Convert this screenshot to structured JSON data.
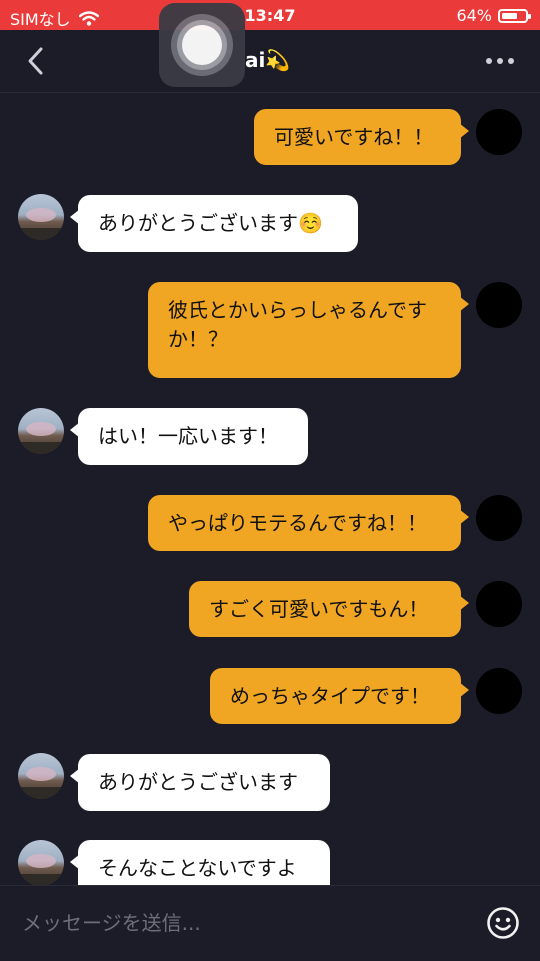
{
  "status_bar": {
    "carrier": "SIMなし",
    "time": "13:47",
    "battery": "64%"
  },
  "header": {
    "title": "ai💫"
  },
  "messages": [
    {
      "side": "out",
      "text": "可愛いですね！！"
    },
    {
      "side": "in",
      "text": "ありがとうございます☺️"
    },
    {
      "side": "out",
      "text": "彼氏とかいらっしゃるんです\nか！？"
    },
    {
      "side": "in",
      "text": "はい！一応います！"
    },
    {
      "side": "out",
      "text": "やっぱりモテるんですね！！"
    },
    {
      "side": "out",
      "text": "すごく可愛いですもん！"
    },
    {
      "side": "out",
      "text": "めっちゃタイプです！"
    },
    {
      "side": "in",
      "text": "ありがとうございます"
    },
    {
      "side": "in",
      "text": "そんなことないですよ"
    }
  ],
  "composer": {
    "placeholder": "メッセージを送信..."
  },
  "icons": [
    "wifi-icon",
    "battery-icon",
    "back-chevron-icon",
    "more-dots-icon",
    "smiley-icon",
    "assistive-touch-icon"
  ],
  "colors": {
    "status_bar": "#ea3b3a",
    "background": "#1b1c27",
    "outgoing_bubble": "#f0a623",
    "incoming_bubble": "#ffffff"
  }
}
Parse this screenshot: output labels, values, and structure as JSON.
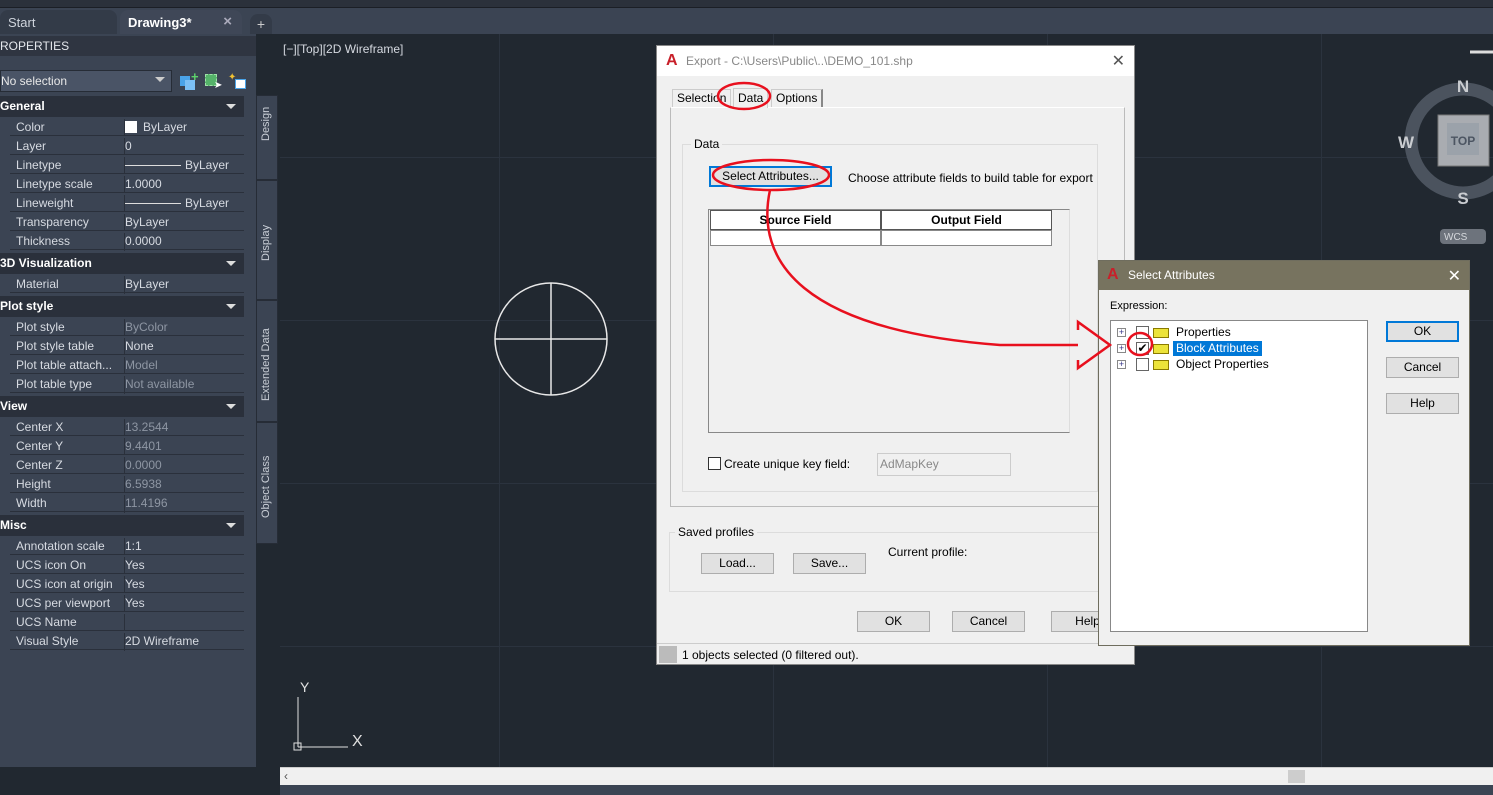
{
  "tabs": {
    "start": "Start",
    "drawing": "Drawing3*",
    "close": "×",
    "plus": "+"
  },
  "palette": {
    "title": "ROPERTIES",
    "selection": "No selection",
    "sections": [
      {
        "title": "General",
        "rows": [
          [
            "Color",
            "ByLayer"
          ],
          [
            "Layer",
            "0"
          ],
          [
            "Linetype",
            "ByLayer"
          ],
          [
            "Linetype scale",
            "1.0000"
          ],
          [
            "Lineweight",
            "ByLayer"
          ],
          [
            "Transparency",
            "ByLayer"
          ],
          [
            "Thickness",
            "0.0000"
          ]
        ]
      },
      {
        "title": "3D Visualization",
        "rows": [
          [
            "Material",
            "ByLayer"
          ]
        ]
      },
      {
        "title": "Plot style",
        "rows": [
          [
            "Plot style",
            "ByColor"
          ],
          [
            "Plot style table",
            "None"
          ],
          [
            "Plot table attach...",
            "Model"
          ],
          [
            "Plot table type",
            "Not available"
          ]
        ]
      },
      {
        "title": "View",
        "rows": [
          [
            "Center X",
            "13.2544"
          ],
          [
            "Center Y",
            "9.4401"
          ],
          [
            "Center Z",
            "0.0000"
          ],
          [
            "Height",
            "6.5938"
          ],
          [
            "Width",
            "11.4196"
          ]
        ]
      },
      {
        "title": "Misc",
        "rows": [
          [
            "Annotation scale",
            "1:1"
          ],
          [
            "UCS icon On",
            "Yes"
          ],
          [
            "UCS icon at origin",
            "Yes"
          ],
          [
            "UCS per viewport",
            "Yes"
          ],
          [
            "UCS Name",
            ""
          ],
          [
            "Visual Style",
            "2D Wireframe"
          ]
        ]
      }
    ],
    "side_tabs": [
      "Design",
      "Display",
      "Extended Data",
      "Object Class"
    ]
  },
  "viewport": {
    "label": "[−][Top][2D Wireframe]",
    "viewcube": {
      "n": "N",
      "s": "S",
      "w": "W",
      "top": "TOP",
      "wcs": "WCS"
    },
    "ucs": {
      "x": "X",
      "y": "Y"
    }
  },
  "export_dialog": {
    "title": "Export - C:\\Users\\Public\\..\\DEMO_101.shp",
    "tabs": [
      "Selection",
      "Data",
      "Options"
    ],
    "active_tab": "Data",
    "data_group": "Data",
    "select_attributes": "Select Attributes...",
    "hint": "Choose attribute fields to build table for export",
    "table_headers": [
      "Source Field",
      "Output Field"
    ],
    "unique_key_label": "Create unique key field:",
    "unique_key_value": "AdMapKey",
    "saved_profiles": "Saved profiles",
    "load": "Load...",
    "save": "Save...",
    "current_profile": "Current profile:",
    "ok": "OK",
    "cancel": "Cancel",
    "help": "Help",
    "status": "1 objects selected (0 filtered out)."
  },
  "select_attributes_dialog": {
    "title": "Select Attributes",
    "expression_label": "Expression:",
    "items": [
      {
        "label": "Properties",
        "checked": false
      },
      {
        "label": "Block Attributes",
        "checked": true,
        "selected": true
      },
      {
        "label": "Object Properties",
        "checked": false
      }
    ],
    "ok": "OK",
    "cancel": "Cancel",
    "help": "Help"
  },
  "colors": {
    "annotation": "#e8101e",
    "accent": "#0078d7",
    "canvas": "#212830"
  }
}
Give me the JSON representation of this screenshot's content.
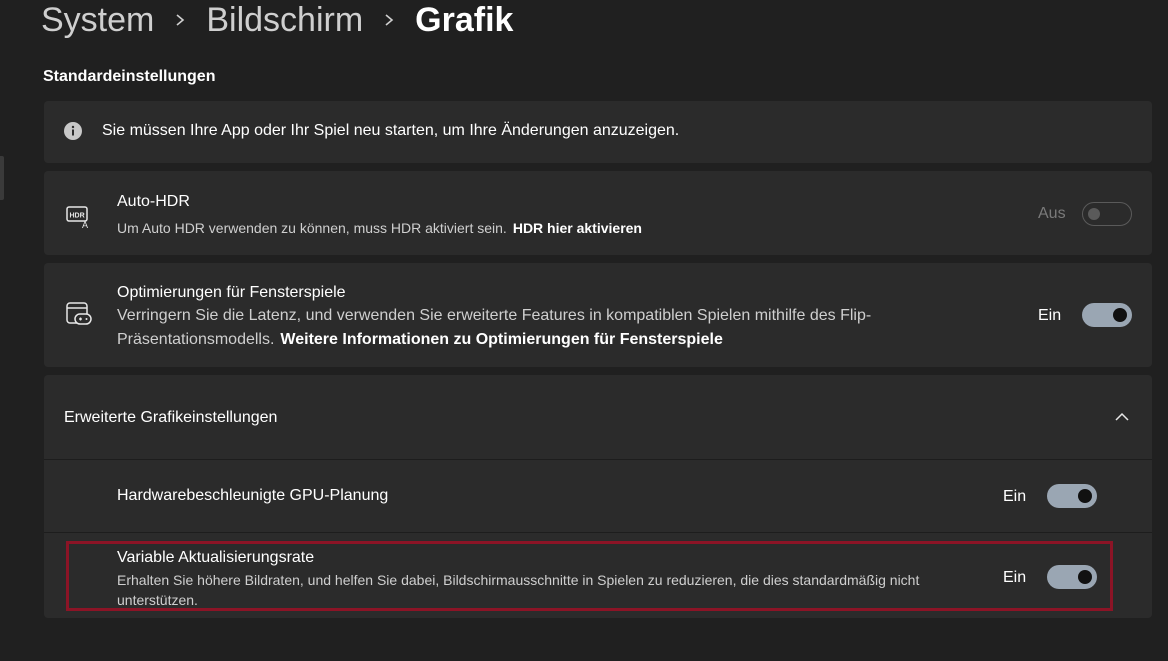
{
  "breadcrumb": {
    "item1": "System",
    "item2": "Bildschirm",
    "current": "Grafik"
  },
  "section": {
    "label": "Standardeinstellungen"
  },
  "info": {
    "text": "Sie müssen Ihre App oder Ihr Spiel neu starten, um Ihre Änderungen anzuzeigen."
  },
  "auto_hdr": {
    "title": "Auto-HDR",
    "desc": "Um Auto HDR verwenden zu können, muss HDR aktiviert sein.",
    "link": "HDR hier aktivieren",
    "state": "Aus",
    "on": false
  },
  "window_games": {
    "title": "Optimierungen für Fensterspiele",
    "desc": "Verringern Sie die Latenz, und verwenden Sie erweiterte Features in kompatiblen Spielen mithilfe des Flip-Präsentationsmodells.",
    "link": "Weitere Informationen zu Optimierungen für Fensterspiele",
    "state": "Ein",
    "on": true
  },
  "advanced": {
    "title": "Erweiterte Grafikeinstellungen",
    "gpu": {
      "title": "Hardwarebeschleunigte GPU-Planung",
      "state": "Ein",
      "on": true
    },
    "vrr": {
      "title": "Variable Aktualisierungsrate",
      "desc": "Erhalten Sie höhere Bildraten, und helfen Sie dabei, Bildschirmausschnitte in Spielen zu reduzieren, die dies standardmäßig nicht unterstützen.",
      "state": "Ein",
      "on": true
    }
  },
  "colors": {
    "background": "#202020",
    "card": "#2b2b2b",
    "toggle_on": "#9aa6b3",
    "highlight": "#8c1426"
  }
}
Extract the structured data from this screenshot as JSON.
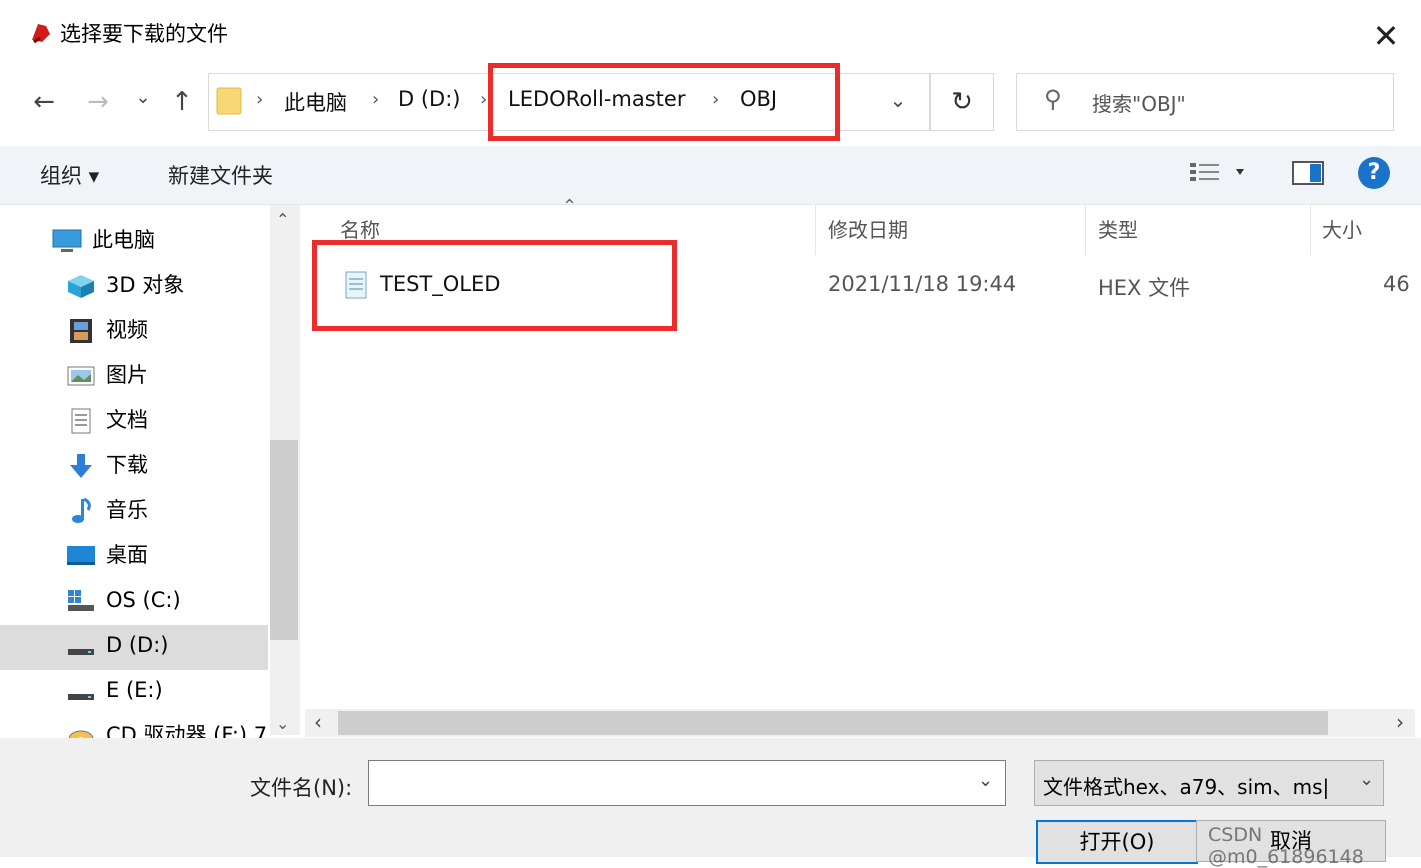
{
  "window": {
    "title": "选择要下载的文件",
    "close_label": "✕"
  },
  "nav": {
    "back": "←",
    "forward": "→",
    "recent": "⌄",
    "up": "↑"
  },
  "address": {
    "crumbs": [
      "此电脑",
      "D (D:)",
      "LEDORoll-master",
      "OBJ"
    ],
    "dropdown": "⌄",
    "refresh": "↻"
  },
  "search": {
    "placeholder": "搜索\"OBJ\""
  },
  "toolbar": {
    "organize": "组织 ▾",
    "new_folder": "新建文件夹",
    "help": "?"
  },
  "navpane": {
    "items": [
      {
        "label": "此电脑",
        "icon": "computer-icon"
      },
      {
        "label": "3D 对象",
        "icon": "cube-icon"
      },
      {
        "label": "视频",
        "icon": "video-icon"
      },
      {
        "label": "图片",
        "icon": "picture-icon"
      },
      {
        "label": "文档",
        "icon": "document-icon"
      },
      {
        "label": "下载",
        "icon": "download-icon"
      },
      {
        "label": "音乐",
        "icon": "music-icon"
      },
      {
        "label": "桌面",
        "icon": "desktop-icon"
      },
      {
        "label": "OS (C:)",
        "icon": "drive-icon"
      },
      {
        "label": "D (D:)",
        "icon": "drive-icon"
      },
      {
        "label": "E (E:)",
        "icon": "drive-icon"
      },
      {
        "label": "CD 驱动器 (F:) 7",
        "icon": "cd-icon"
      }
    ],
    "selected_index": 9
  },
  "list": {
    "columns": [
      "名称",
      "修改日期",
      "类型",
      "大小"
    ],
    "rows": [
      {
        "name": "TEST_OLED",
        "date": "2021/11/18 19:44",
        "type": "HEX 文件",
        "size": "46"
      }
    ]
  },
  "bottom": {
    "filename_label": "文件名(N):",
    "filename_value": "",
    "filter": "文件格式hex、a79、sim、ms|",
    "open": "打开(O)",
    "cancel": "取消",
    "watermark": "CSDN @m0_61896148"
  },
  "colors": {
    "highlight": "#ec2b2b",
    "selected_bg": "#cce4f7",
    "help": "#1a73c9"
  }
}
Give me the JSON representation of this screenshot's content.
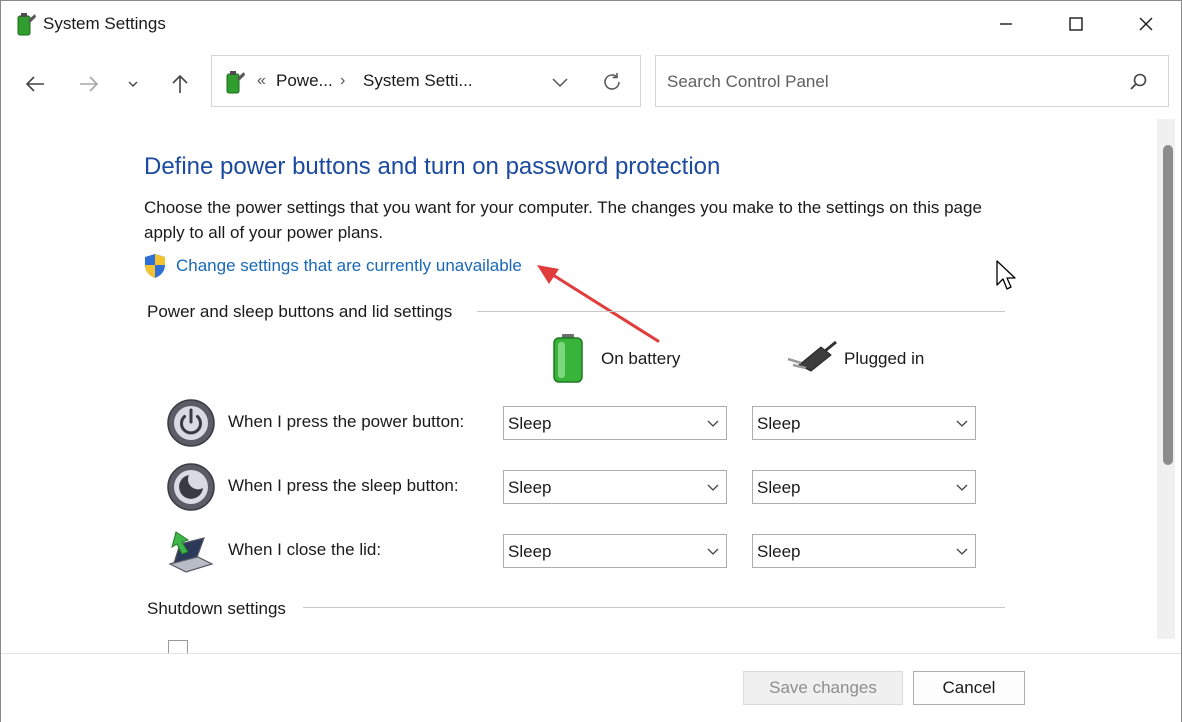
{
  "window": {
    "title": "System Settings"
  },
  "navigation": {
    "address": {
      "overflow": "«",
      "separator": "›",
      "crumbs": [
        "Powe...",
        "System Setti..."
      ]
    },
    "search": {
      "placeholder": "Search Control Panel"
    }
  },
  "main": {
    "heading": "Define power buttons and turn on password protection",
    "description": "Choose the power settings that you want for your computer. The changes you make to the settings on this page apply to all of your power plans.",
    "change_link": "Change settings that are currently unavailable",
    "power_section": {
      "title": "Power and sleep buttons and lid settings",
      "columns": [
        "On battery",
        "Plugged in"
      ],
      "rows": [
        {
          "label": "When I press the power button:",
          "icon": "power-button-icon",
          "on_battery": "Sleep",
          "plugged_in": "Sleep"
        },
        {
          "label": "When I press the sleep button:",
          "icon": "sleep-button-icon",
          "on_battery": "Sleep",
          "plugged_in": "Sleep"
        },
        {
          "label": "When I close the lid:",
          "icon": "laptop-lid-icon",
          "on_battery": "Sleep",
          "plugged_in": "Sleep"
        }
      ]
    },
    "shutdown_section": {
      "title": "Shutdown settings"
    }
  },
  "footer": {
    "save_label": "Save changes",
    "cancel_label": "Cancel"
  },
  "colors": {
    "heading": "#1b4aa0",
    "link": "#1968b8",
    "annotation_arrow": "#e03c3c"
  }
}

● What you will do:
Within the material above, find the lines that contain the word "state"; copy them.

● Reply:
    "state": "Aus",
    "state": "Ein",
      "state": "Ein",
      "state": "Ein",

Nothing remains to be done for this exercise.